▸ **WORK REQUEST**:
Each entry needs to be reproduced exactly as it is.

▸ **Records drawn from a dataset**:
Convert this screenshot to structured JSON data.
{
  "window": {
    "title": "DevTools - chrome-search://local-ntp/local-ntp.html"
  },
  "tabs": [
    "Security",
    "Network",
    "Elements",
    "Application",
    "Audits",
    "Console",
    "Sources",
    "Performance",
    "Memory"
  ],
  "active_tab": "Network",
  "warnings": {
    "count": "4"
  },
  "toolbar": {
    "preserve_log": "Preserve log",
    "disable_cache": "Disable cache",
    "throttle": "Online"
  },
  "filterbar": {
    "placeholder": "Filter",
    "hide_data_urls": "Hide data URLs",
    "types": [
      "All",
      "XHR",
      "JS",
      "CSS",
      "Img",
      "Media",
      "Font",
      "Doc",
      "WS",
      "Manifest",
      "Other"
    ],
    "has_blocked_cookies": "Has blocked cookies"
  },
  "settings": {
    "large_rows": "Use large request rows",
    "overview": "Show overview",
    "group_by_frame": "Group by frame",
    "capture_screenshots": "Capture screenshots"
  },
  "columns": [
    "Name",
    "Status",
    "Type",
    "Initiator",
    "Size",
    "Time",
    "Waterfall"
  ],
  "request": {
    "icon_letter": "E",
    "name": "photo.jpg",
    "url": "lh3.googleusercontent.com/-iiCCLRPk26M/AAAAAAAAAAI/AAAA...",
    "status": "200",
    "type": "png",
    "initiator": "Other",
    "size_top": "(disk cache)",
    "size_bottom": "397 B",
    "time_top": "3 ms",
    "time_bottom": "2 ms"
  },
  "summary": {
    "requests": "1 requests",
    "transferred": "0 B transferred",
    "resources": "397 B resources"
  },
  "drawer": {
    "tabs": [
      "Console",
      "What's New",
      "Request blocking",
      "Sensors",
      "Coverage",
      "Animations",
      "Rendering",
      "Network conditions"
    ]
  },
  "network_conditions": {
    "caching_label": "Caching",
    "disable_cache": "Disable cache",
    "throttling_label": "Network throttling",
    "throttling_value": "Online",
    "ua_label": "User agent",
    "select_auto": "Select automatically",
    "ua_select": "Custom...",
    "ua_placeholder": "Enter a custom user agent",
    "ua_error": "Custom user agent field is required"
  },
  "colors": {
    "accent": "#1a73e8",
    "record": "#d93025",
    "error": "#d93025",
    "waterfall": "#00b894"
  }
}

▸ **RESULT OF THE EXERCISE**:
Convert this screenshot to structured JSON data.
{
  "window": {
    "title": "DevTools - chrome-search://local-ntp/local-ntp.html"
  },
  "tabs": [
    "Security",
    "Network",
    "Elements",
    "Application",
    "Audits",
    "Console",
    "Sources",
    "Performance",
    "Memory"
  ],
  "active_tab": "Network",
  "warnings": {
    "count": "4"
  },
  "toolbar": {
    "preserve_log": "Preserve log",
    "disable_cache": "Disable cache",
    "throttle": "Online"
  },
  "filterbar": {
    "placeholder": "Filter",
    "hide_data_urls": "Hide data URLs",
    "types": [
      "All",
      "XHR",
      "JS",
      "CSS",
      "Img",
      "Media",
      "Font",
      "Doc",
      "WS",
      "Manifest",
      "Other"
    ],
    "has_blocked_cookies": "Has blocked cookies"
  },
  "settings": {
    "large_rows": "Use large request rows",
    "overview": "Show overview",
    "group_by_frame": "Group by frame",
    "capture_screenshots": "Capture screenshots"
  },
  "columns": [
    "Name",
    "Status",
    "Type",
    "Initiator",
    "Size",
    "Time",
    "Waterfall"
  ],
  "request": {
    "icon_letter": "E",
    "name": "photo.jpg",
    "url": "lh3.googleusercontent.com/-iiCCLRPk26M/AAAAAAAAAAI/AAAA...",
    "status": "200",
    "type": "png",
    "initiator": "Other",
    "size_top": "(disk cache)",
    "size_bottom": "397 B",
    "time_top": "3 ms",
    "time_bottom": "2 ms"
  },
  "summary": {
    "requests": "1 requests",
    "transferred": "0 B transferred",
    "resources": "397 B resources"
  },
  "drawer": {
    "tabs": [
      "Console",
      "What's New",
      "Request blocking",
      "Sensors",
      "Coverage",
      "Animations",
      "Rendering",
      "Network conditions"
    ]
  },
  "network_conditions": {
    "caching_label": "Caching",
    "disable_cache": "Disable cache",
    "throttling_label": "Network throttling",
    "throttling_value": "Online",
    "ua_label": "User agent",
    "select_auto": "Select automatically",
    "ua_select": "Custom...",
    "ua_placeholder": "Enter a custom user agent",
    "ua_error": "Custom user agent field is required"
  },
  "colors": {
    "accent": "#1a73e8",
    "record": "#d93025",
    "error": "#d93025",
    "waterfall": "#00b894"
  }
}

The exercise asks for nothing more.